A midwife in Madagascar discusses family planning with a woman in labor with her seventh child. (Photo courtesy of Karen Kasmauski/MCSP.)
Morondava, Madagascar—At home and in active labor with her third child, 24-year-old Intocelliah was scared. Her previous births had progressed quickly and naturally, but—after a long day of discomfort—this labor seemed stalled.
In the neighborhood of Sanfily, where she lives, most women give birth at home with the help of family or a traditional birth attendant. But after hours and little progress, Intocelliah feared complications and danger for both her and her baby, and asked to go to the hospital.
USAID | Nutrition Communications and Knowledge Management Advisor, Global Health Bureau
New mothers are counseled on proper breastfeeding and nutrition practices by a peer mother during a women’s support group in the Rukiga district of southwest Uganda. Photo: Kate Consavage/USAID
With one in three people affected by inadequate nutrition, the social, economic, and health consequences of malnutrition are tremendous. Adequate nutrition plays an important role in well-being at all life stages, but the 1,000-day window from a woman’s pregnancy through her child’s second birthday offers a unique opportunity to ensure a child’s proper growth and development for a more prosperous and healthy future. Both the causes and consequences of malnutrition are multi-faceted; therefore, tackling this vast burden requires multi-sectoral coordination and action. Guided by its Multi-sectoral Nutrition Strategy, USAID’s nutrition efforts address both the direct and underlying causes of malnutrition, fostering healthier, more productive individuals and families and more stable and resilient societies.
Stories and storytelling have the potential to change health knowledge, attitudes, and behaviors. When incorporated into advocacy strategies, stories can influence policy and funding decisions in powerful ways. This skills-building webinar shares essential tips for using SMART storytelling for advocacy.
Over the course of a global health project, team members learn a lot about what successfully improves health and what doesn’t. Capturing and sharing this knowledge is essential to designing and implementing more effective programs in the future.
The concept is simpler than the name suggests: To improve communities and the livelihoods of their people.
The approach is called Population, Health and Environment, PHE for short. PHE programs are specifically designed to promote modern family planning, encourage environmental conservation and improve health outcomes by creating a package of interventions such as pairing education about dwindling fisheries with education around contraception and malaria prevention.
Meeting the Knowledge Needs of My Team: How Do I Get Started?

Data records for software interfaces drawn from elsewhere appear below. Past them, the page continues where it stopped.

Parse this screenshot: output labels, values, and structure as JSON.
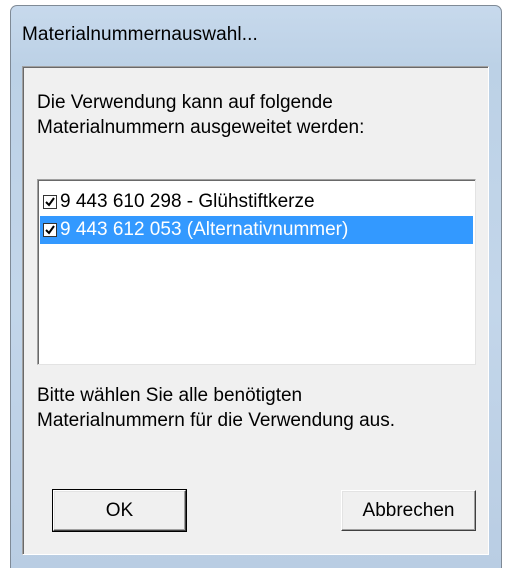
{
  "window": {
    "title": "Materialnummernauswahl..."
  },
  "dialog": {
    "prompt_line1": "Die Verwendung kann auf folgende",
    "prompt_line2": "Materialnummern ausgeweitet werden:",
    "list_items": [
      {
        "label": "9 443 610 298 - Glühstiftkerze",
        "checked": true,
        "selected": false
      },
      {
        "label": "9 443 612 053 (Alternativnummer)",
        "checked": true,
        "selected": true
      }
    ],
    "hint_line1": "Bitte wählen Sie alle benötigten",
    "hint_line2": "Materialnummern für die Verwendung aus.",
    "ok_label": "OK",
    "cancel_label": "Abbrechen"
  },
  "colors": {
    "selection": "#3399ff",
    "title_bar": "#bcd1e6",
    "client": "#f0f0f0"
  }
}
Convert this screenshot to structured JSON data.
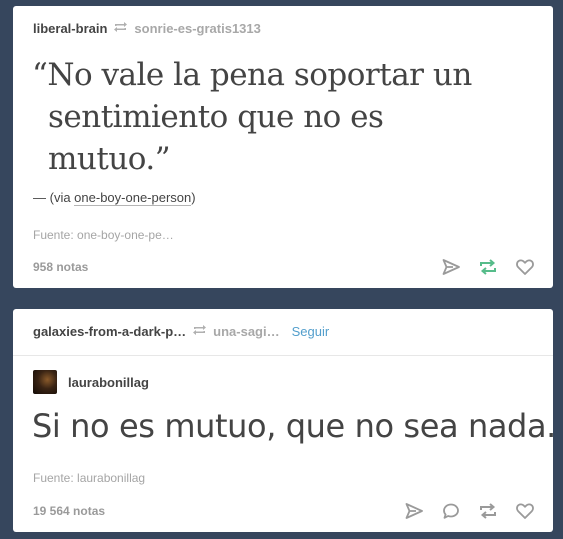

You and your team have established a shared goal. Maybe you have agreed to increase the contraceptive prevalence rate in Bangladesh, eliminate mother-to-child transmission of HIV in South Africa, or prevent malaria across sub-Saharan Africa through vector control strategies. To accomplish the goal, your team needs access to a wide variety of knowledge to outline the scope of the problem, understand what others are doing, determine what intervention to use, and plan for implementation.
The East Africa Regional Share Fair attracted participants from many sectors.
In his book Post-Capitalist Society, prominent management thinker and writer Peter F. Drucker notes, “Knowledge has become the key economic resource and the dominant—and perhaps even the only—source of competitive advantage.”
How to make this a reality for East Africa informed most of the discussions at the Regional Share Fair conducted in Uganda in June 2018. The objective of the Share Fair was to collaboratively learn how to apply knowledge management (KM) tools, techniques, and approaches in the health sector.
The Art of Photography is the second in K4Health/IYAFP's storytelling webinar series. Photo: UYAHF
The Knowledge for Health (K4Health) team has conducted storytelling workshops around the world over the past few years, from South Africa to the Philippines. We’ve been particularly energized by the opportunities we’ve had to help strengthen the capacity of grassroots youth-led organizations to use storytelling to reach their audiences and communicate about their work and the issues that matter to them. To share some of our essential tips and tools with a broader audience, particularly with young sexual and reproductive health professionals working in all corners of the world, K4Health is currently partnering with the International Youth Alliance for Family Planning (IYAFP) to jointly offer a digital storytelling webinar series.
Population, Health, and Environment (PHE) experts from The Philippines, Madagascar, Ethiopia, and the Lake Victoria Basin share stories from the field. Photo credit: Meagan Harrison, courtesy of Photoshare.
The Population, Health, and Environment (PHE) approach addresses the relationship between human health and environmental health in order to improve primary health care services, conserving biodiversity and natural resources, and develop sustainable livelihoods. When development issues are addressed together, communities thrive.